First of all, you don't get to send a bunch of kids to die in a war for which you manufactured justification and then ask their parents how they're doing. If you gave a shit about the troops you wouldn't have gotten them into this mess in the first place.
More importantly, "how's your boy fighting my war in Iraq?" is not a question the president can ask simply "as one parent to another." Bush, like most of the ruling class, does not have children on the front lines of this or any other war. Although Webb's son is truly a volunteer, he is an exception. The kids who enlist in the military tend to be the kids with limited options, as John Kerry so ineloquently attempted to point out.
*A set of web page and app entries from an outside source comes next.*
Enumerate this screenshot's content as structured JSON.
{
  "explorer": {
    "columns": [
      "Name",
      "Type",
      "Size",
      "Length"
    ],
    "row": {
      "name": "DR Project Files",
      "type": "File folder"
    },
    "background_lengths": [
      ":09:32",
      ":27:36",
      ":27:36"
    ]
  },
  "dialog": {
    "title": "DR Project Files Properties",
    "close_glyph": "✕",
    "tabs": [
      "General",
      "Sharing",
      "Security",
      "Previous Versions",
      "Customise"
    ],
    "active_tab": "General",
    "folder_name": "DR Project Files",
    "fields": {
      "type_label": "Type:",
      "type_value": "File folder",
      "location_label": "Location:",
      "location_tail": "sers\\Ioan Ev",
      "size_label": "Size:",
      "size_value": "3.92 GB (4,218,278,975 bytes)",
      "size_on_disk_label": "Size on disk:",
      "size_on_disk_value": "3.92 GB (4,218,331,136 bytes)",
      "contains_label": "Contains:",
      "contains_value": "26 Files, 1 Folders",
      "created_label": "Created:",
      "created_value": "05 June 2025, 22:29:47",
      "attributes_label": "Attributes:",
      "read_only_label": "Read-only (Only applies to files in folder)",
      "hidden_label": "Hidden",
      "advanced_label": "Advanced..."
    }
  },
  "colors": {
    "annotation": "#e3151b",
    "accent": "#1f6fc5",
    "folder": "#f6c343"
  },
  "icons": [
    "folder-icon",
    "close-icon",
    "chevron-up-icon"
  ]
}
I'm sure parenting the sorority twins is not without its tribulations, but I doubt the Bush family lies awake at night worrying about the same things the families of our soldiers on the ground in Iraq do. Bush asked this question as a politician, not a parent.
George Will calls Webb "a pompous poseur and an abuser of the English language," and advises him that "in a republic, people decline to be led by leaders who are insufferably full of themselves." Thankfully, we can also decline to read their snooty little columns.
Sunday, December 03, 2006
I, however, doubt I'll meet anyone on Hannidate, as there are exactly zero men between the ages of 18 and 80 seeking women within a 100 mile radius of my zipcode.
And they say Virginia's a red state.